Despite the odd terminology (does a "Center of Excellence" imply that the rest of your company is a Dispersion of Mediocrity?), establishing a Center of Excellence (COE) is regarded as a fast way to centralize expertise, advance an element of your strategic agenda, or help spread technical knowledge. Larger companies might have a dozen COEs, ranging from the administrative with a Master Data COE, to the knowledge-oriented with a Mobile Development COE, to the strategic with something like an Advanced Projects COE.
The benefits are fairly obvious: centralizing the right people and resources and focusing them on a specific task should speed implementation and increase quality. However, there's a wrong way to build an effective COE that's unfortunately more common than it should be. Here's how to build a COE the wrong way:
Email without empowerment
Most COEs are announced with flowery emails, with the help of high-zoot consultants, and for many, that's the extent of the time invested in building the COE. Send a great email announcement, and ideally draft people into the COE who have no idea what a COE is or what's expected of them, and you're on the path to failure.
Furthermore, to ensure your COE's performance is lackluster, don't provide them with the tools and empowerment they need to get the job done. Ideally, rather than an entity to speed a critical function, your COE will become another bureaucratic layer that creates complexity and a "department of no" mentality.
The COE band-aid
The COE is a perfect way to disguise an underlying problem within your organization. Network going down all the time? Establish an "Infrastructure Center of Excellence," and that will surely cure your woes. Help desk obsessed with closing tickets rather than solving problems? How about a Customer Service Excellence Center? If there are basic flaws with how your organization performs a particular task, rather than evaluating its metrics, capabilities, and people, a COE is often used to avoid the hard work that fixing these problems entails. You can often create a double whammy of ineffectiveness by putting a broken COE atop a broken process.

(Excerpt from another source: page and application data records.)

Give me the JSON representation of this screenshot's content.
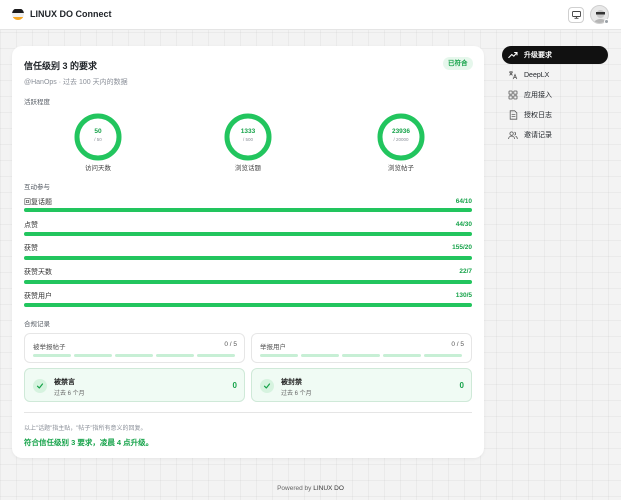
{
  "header": {
    "title": "LINUX DO Connect"
  },
  "card": {
    "title": "信任级别 3 的要求",
    "badge": "已符合",
    "subtitle": "@HanOps · 过去 100 天内的数据"
  },
  "activity": {
    "label": "活跃程度",
    "rings": [
      {
        "value": "50",
        "target": "/ 50",
        "label": "访问天数",
        "progress": 1.0
      },
      {
        "value": "1333",
        "target": "/ 500",
        "label": "浏览话题",
        "progress": 1.0
      },
      {
        "value": "23936",
        "target": "/ 20000",
        "label": "浏览帖子",
        "progress": 1.0
      }
    ]
  },
  "interaction": {
    "label": "互动参与",
    "bars": [
      {
        "label": "回复话题",
        "value": "64/10",
        "progress": 1.0
      },
      {
        "label": "点赞",
        "value": "44/30",
        "progress": 1.0
      },
      {
        "label": "获赞",
        "value": "155/20",
        "progress": 1.0
      },
      {
        "label": "获赞天数",
        "value": "22/7",
        "progress": 1.0
      },
      {
        "label": "获赞用户",
        "value": "130/5",
        "progress": 1.0
      }
    ]
  },
  "compliance": {
    "label": "合规记录",
    "flagged_posts": {
      "label": "被举报帖子",
      "count": "0 / 5"
    },
    "flagged_users": {
      "label": "举报用户",
      "count": "0 / 5"
    },
    "silenced": {
      "title": "被禁言",
      "sub": "过去 6 个月",
      "value": "0"
    },
    "suspended": {
      "title": "被封禁",
      "sub": "过去 6 个月",
      "value": "0"
    }
  },
  "note": "以上\"话题\"指主贴，\"帖子\"指所有意义的回复。",
  "result": "符合信任级别 3 要求，凌晨 4 点升级。",
  "sidebar": {
    "items": [
      {
        "label": "升级要求",
        "icon": "trending-up-icon",
        "active": true
      },
      {
        "label": "DeepLX",
        "icon": "translate-icon",
        "active": false
      },
      {
        "label": "应用接入",
        "icon": "grid-icon",
        "active": false
      },
      {
        "label": "授权日志",
        "icon": "document-icon",
        "active": false
      },
      {
        "label": "邀请记录",
        "icon": "users-icon",
        "active": false
      }
    ]
  },
  "footer": {
    "prefix": "Powered by",
    "brand": "LINUX DO"
  },
  "colors": {
    "accent": "#22c55e",
    "accent_text": "#16a34a",
    "active_bg": "#111111"
  }
}
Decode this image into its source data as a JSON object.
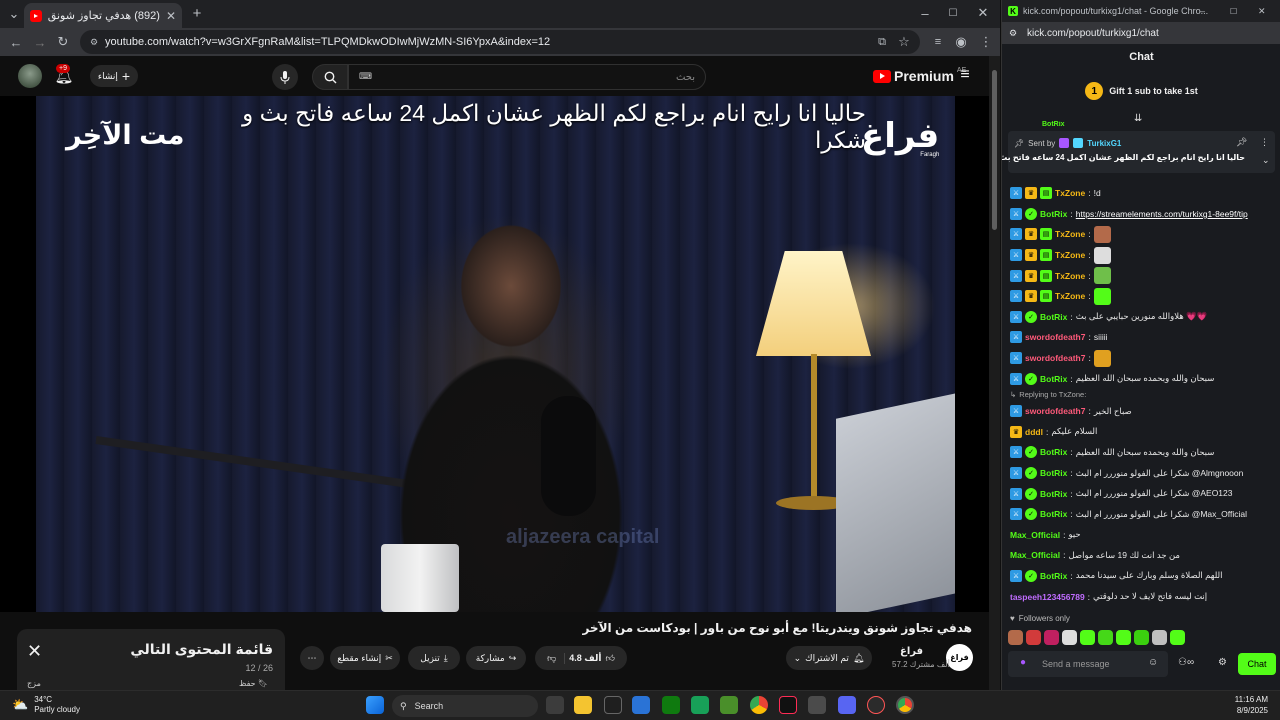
{
  "browser_left": {
    "tab_title": "(892) هدفي تجاوز شونق ويند",
    "tab_close": "✕",
    "new_tab": "+",
    "url": "youtube.com/watch?v=w3GrXFgnRaM&list=TLPQMDkwODIwMjWzMN-SI6YpxA&index=12"
  },
  "youtube": {
    "logo_text": "Premium",
    "logo_region": "AE",
    "search_placeholder": "بحث",
    "create_label": "إنشاء",
    "notif_count": "+9",
    "video": {
      "caption_overlay": "حاليا انا رايح انام براجع لكم الظهر عشان اكمل 24 ساعه فاتح بث و شكرا",
      "brand_right": "فراغ",
      "brand_right_sub": "Faragh",
      "brand_left": "مت الآخِر",
      "watermark": "aljazeera capital"
    },
    "title": "هدفي تجاوز شونق ويندريتا! مع أبو نوح من باور | بودكاست من الآخر",
    "channel": {
      "avatar_text": "فراغ",
      "name": "فراغ",
      "subscribers": "57.2 ألف مشترك"
    },
    "actions": {
      "subscribed": "تم الاشتراك",
      "likes": "4.8 ألف",
      "share": "مشاركة",
      "download": "تنزيل",
      "clip": "إنشاء مقطع",
      "more": "⋯"
    },
    "playlist": {
      "title": "قائمة المحتوى التالي",
      "count": "12 / 26",
      "save": "حفظ",
      "mix": "مزج"
    }
  },
  "kick": {
    "window_title": "kick.com/popout/turkixg1/chat - Google Chro...",
    "url": "kick.com/popout/turkixg1/chat",
    "header": "Chat",
    "gift": {
      "coin": "1",
      "text": "Gift 1 sub to take 1st"
    },
    "pinned": {
      "sent_by_label": "Sent by",
      "sender": "TurkixG1",
      "message": "حاليا انا رايح انام براجع لكم الظهر عشان اكمل 24 ساعه فاتح بث و شكرا"
    },
    "messages": [
      {
        "user": "TxZone",
        "color": "#f5b816",
        "badges": [
          "mod",
          "vip",
          "sub"
        ],
        "text": "!d"
      },
      {
        "user": "BotRix",
        "color": "#53fc18",
        "badges": [
          "mod",
          "bot"
        ],
        "text": "https://streamelements.com/turkixg1-8ee9f/tip",
        "link": true
      },
      {
        "user": "TxZone",
        "color": "#f5b816",
        "badges": [
          "mod",
          "vip",
          "sub"
        ],
        "text": "",
        "emote": "#b36a4a"
      },
      {
        "user": "TxZone",
        "color": "#f5b816",
        "badges": [
          "mod",
          "vip",
          "sub"
        ],
        "text": "",
        "emote": "#dddddd"
      },
      {
        "user": "TxZone",
        "color": "#f5b816",
        "badges": [
          "mod",
          "vip",
          "sub"
        ],
        "text": "",
        "emote": "#6fbf4a"
      },
      {
        "user": "TxZone",
        "color": "#f5b816",
        "badges": [
          "mod",
          "vip",
          "sub"
        ],
        "text": "",
        "emote": "#53fc18"
      },
      {
        "user": "BotRix",
        "color": "#53fc18",
        "badges": [
          "mod",
          "bot"
        ],
        "text": "هلاوالله منورين حبايبي على بث 💗💗"
      },
      {
        "user": "swordofdeath7",
        "color": "#ff5a7a",
        "badges": [
          "mod"
        ],
        "text": "siiiii"
      },
      {
        "user": "swordofdeath7",
        "color": "#ff5a7a",
        "badges": [
          "mod"
        ],
        "text": "",
        "emote": "#e0a020"
      },
      {
        "user": "BotRix",
        "color": "#53fc18",
        "badges": [
          "mod",
          "bot"
        ],
        "text": "سبحان والله وبحمده سبحان الله العظيم"
      },
      {
        "reply_to": "Replying to TxZone:",
        "user": "swordofdeath7",
        "color": "#ff5a7a",
        "badges": [
          "mod"
        ],
        "text": "صباح الخير"
      },
      {
        "user": "dddl",
        "color": "#f5b816",
        "badges": [
          "vip"
        ],
        "text": "السلام عليكم"
      },
      {
        "user": "BotRix",
        "color": "#53fc18",
        "badges": [
          "mod",
          "bot"
        ],
        "text": "سبحان والله وبحمده سبحان الله العظيم"
      },
      {
        "user": "BotRix",
        "color": "#53fc18",
        "badges": [
          "mod",
          "bot"
        ],
        "text": "شكرا على الفولو منوررر ام البث @Almgnooon"
      },
      {
        "user": "BotRix",
        "color": "#53fc18",
        "badges": [
          "mod",
          "bot"
        ],
        "text": "شكرا على الفولو منوررر ام البث @AEO123"
      },
      {
        "user": "BotRix",
        "color": "#53fc18",
        "badges": [
          "mod",
          "bot"
        ],
        "text": "شكرا على الفولو منوررر ام البث @Max_Official"
      },
      {
        "user": "Max_Official",
        "color": "#53fc18",
        "badges": [],
        "text": "حيو"
      },
      {
        "user": "Max_Official",
        "color": "#53fc18",
        "badges": [],
        "text": "من جد انت لك 19 ساعه مواصل"
      },
      {
        "user": "BotRix",
        "color": "#53fc18",
        "badges": [
          "mod",
          "bot"
        ],
        "text": "اللهم الصلاة وسلم وبارك على سيدنا محمد"
      },
      {
        "user": "taspeeh123456789",
        "color": "#c06cff",
        "badges": [],
        "text": "إنت ليسه فاتح لايف لا حد دلوقتي"
      }
    ],
    "followers_only": "Followers only",
    "input_placeholder": "Send a message",
    "chat_button": "Chat"
  },
  "taskbar": {
    "temp": "34°C",
    "weather": "Partly cloudy",
    "search": "Search",
    "time": "11:16 AM",
    "date": "8/9/2025"
  }
}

Ensure metrics are vague (if you have metrics at all)
An organization that should be highly focused, and performing a limited subset of tasks well is even more sensitive to its performance metrics than more generalist groups. To ensure your COE is as ineffective as possible, provide them with very vague metrics, or leave them to their own devices to establish their own metrics. Without metrics, a COE that's expected to increase turnaround time might become obsessed with perfection, and ultimately perform worse than in the past. A COE that's supposed to build technical competence might instead become obsessed with rigid standards and approvals that slow development.
Make the COE a fourth job
Most of us have multiple "day jobs," from running the business to managing and developing our people. To build a COE the wrong way, add COE responsibilities to your people as a fourth or fifth job, ideally without providing any background or expectations on their role. They'll generally perceive the COE as unimportant, or an additional burden, reducing its effectiveness even further.
Don't sell the COE to the rest of the organization
Any new organizational structure is likely to be regarded with suspicion by the rest of your organization, especially one with a rather pretentious name like a COE. Make sure you combine an obnoxious name (a "Center for Sales Excellence" will really please the salesforce that's now clearly un-excellent) with no explanation of the benefit the COE is expected to provide the rest of the organization. With this combination, you'll look out of touch, and appear to be trying to build fiefdoms and perform organizational "navel gazing" rather than accomplishing real work.
Doing it right
While the examples above are tongue-in-cheek, there are more COEs started with great intentions that fall victim to several of these challenges, and ultimately fail as a result. Excellence is a strong word, and one that should not be applied lightly lest your future efforts be regarded with suspicion. Ensure you have a legitimate reason for building a COE; structure it with the right people, tools, and metrics; and carefully explain how it will help the larger organization get work done.
Patrick Gray works for a global Fortune 500 consulting and IT services company and is the author of Breakthrough IT: Supercharging Organizational Value through Technology as well as the companion e-book The Breakthrough CIO's Companion. He has spent over a decade providing strategy consulting services to Fortune 500 and 1000 companies. Patrick can be reached at firstname.lastname@example.org, and you can follow his blog at www.itbswatch.com. All opinions are his and may not represent those of his employer.